Zen Ox-herding 6: Riding the Ox Home

Riding free as air he buoyantly comes home

through evening mists in wide straw-hat and cape.

Wherever he may go he creates a fresh breeze,

while in his heart profound tranquillity prevails.

This Ox requires not a blade of grass.

Now you’re starting to get the hang of this awakening business – but don’t get cocky! The path may have become easier but you’re not enlightened yet. Your discipline has paid off and you’re happy riding the ox, playing a joyful tune on your flute. Old anxieties and fears no longer trouble you. You’ve overcome your conditioning and are able to freely express yourself.

This stage is more relaxed. The ox doesn’t need to be tied up – he’ll happily follow and let you ride on his back. The small self and Buddha nature are almost one now: the oxherd rides the ox. This represents a harmonious relationship with your deeper mind where actions become effortless. You’re carried along by your true nature. Life begins to flow.

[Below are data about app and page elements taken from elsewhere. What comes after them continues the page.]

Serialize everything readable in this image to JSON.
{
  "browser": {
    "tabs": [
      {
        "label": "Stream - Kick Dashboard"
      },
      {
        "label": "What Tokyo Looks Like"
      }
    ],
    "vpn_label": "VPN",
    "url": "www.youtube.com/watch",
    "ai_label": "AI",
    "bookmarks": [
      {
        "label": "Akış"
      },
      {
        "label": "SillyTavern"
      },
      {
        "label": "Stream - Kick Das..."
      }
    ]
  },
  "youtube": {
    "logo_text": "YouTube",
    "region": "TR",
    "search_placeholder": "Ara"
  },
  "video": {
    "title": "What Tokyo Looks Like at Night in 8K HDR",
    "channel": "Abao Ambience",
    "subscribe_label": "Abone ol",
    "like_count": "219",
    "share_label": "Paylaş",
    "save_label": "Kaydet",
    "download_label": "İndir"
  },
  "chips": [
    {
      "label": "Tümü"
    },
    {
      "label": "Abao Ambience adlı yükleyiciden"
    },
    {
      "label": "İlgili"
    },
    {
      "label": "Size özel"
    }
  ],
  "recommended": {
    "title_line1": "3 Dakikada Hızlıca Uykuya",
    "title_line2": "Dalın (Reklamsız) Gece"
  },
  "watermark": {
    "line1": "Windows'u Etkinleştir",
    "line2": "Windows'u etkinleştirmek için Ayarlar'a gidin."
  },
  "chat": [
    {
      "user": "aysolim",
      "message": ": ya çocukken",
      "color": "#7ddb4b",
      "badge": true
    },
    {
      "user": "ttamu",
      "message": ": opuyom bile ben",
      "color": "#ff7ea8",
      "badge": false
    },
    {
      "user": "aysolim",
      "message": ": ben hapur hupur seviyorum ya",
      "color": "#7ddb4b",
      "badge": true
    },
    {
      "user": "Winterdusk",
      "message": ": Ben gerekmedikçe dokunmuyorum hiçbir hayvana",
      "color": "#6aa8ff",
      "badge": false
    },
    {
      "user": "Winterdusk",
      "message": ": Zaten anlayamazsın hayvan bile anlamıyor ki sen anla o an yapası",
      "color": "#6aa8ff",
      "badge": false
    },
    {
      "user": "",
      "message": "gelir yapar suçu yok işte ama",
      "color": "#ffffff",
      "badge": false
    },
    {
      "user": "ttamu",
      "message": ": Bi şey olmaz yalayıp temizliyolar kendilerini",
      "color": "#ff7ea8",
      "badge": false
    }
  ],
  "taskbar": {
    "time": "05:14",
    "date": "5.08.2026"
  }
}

It’s also possible to fall into this stage spontaneously and many people do, whether they’re on the spiritual path or not. You can get into a flow state of mind when you’re being creative: writing, creating art, playing music, and so on, or when playing sports, for example. Your sense of yourself falls away and you become absorbed in the activity and lose track of time. Your actions seem to be perfectly timed, as if guided by a deeper intelligence, because your ego has taken a back seat.

This is an early stage of mastery. Creativity and joy may surge now, and life will seem more tranquil, but there’s a warning to be heeded. Anadi explains:

“The stage of riding the bull can be seen either as a high achievement or as a pitfall. Me and I am have been unified at last, but their relationship has not reached its final depth. Me still does not fully know who it is, and yet it may be content with the relative peace of having mastered the ox. However, because me has not met itself fully, it cannot surrender fully. Not knowing itself to its final depth, it may not recognise the suffering of still being separated from the beloved.”

The language here is slightly different: ‘me’ is the small self or ordinary mind, while ‘I am’ is the True Self or Buddha nature. You can see how easy it would be to get stuck at this stage and even believe that you’ve made it and that you’re enlightened. This kind of faulty thinking could lead you to fall off the ox – then you have to go back to catching and taming him all over again.

You may not need to make much of a conscious effort to practice now but don’t lose your focus – you’re not quite there yet…

Next: Ox Forgotten, Self Alone

Painting by Jikihara Gyokusei and Verse by Kuoan Shiyuan

Read whole series here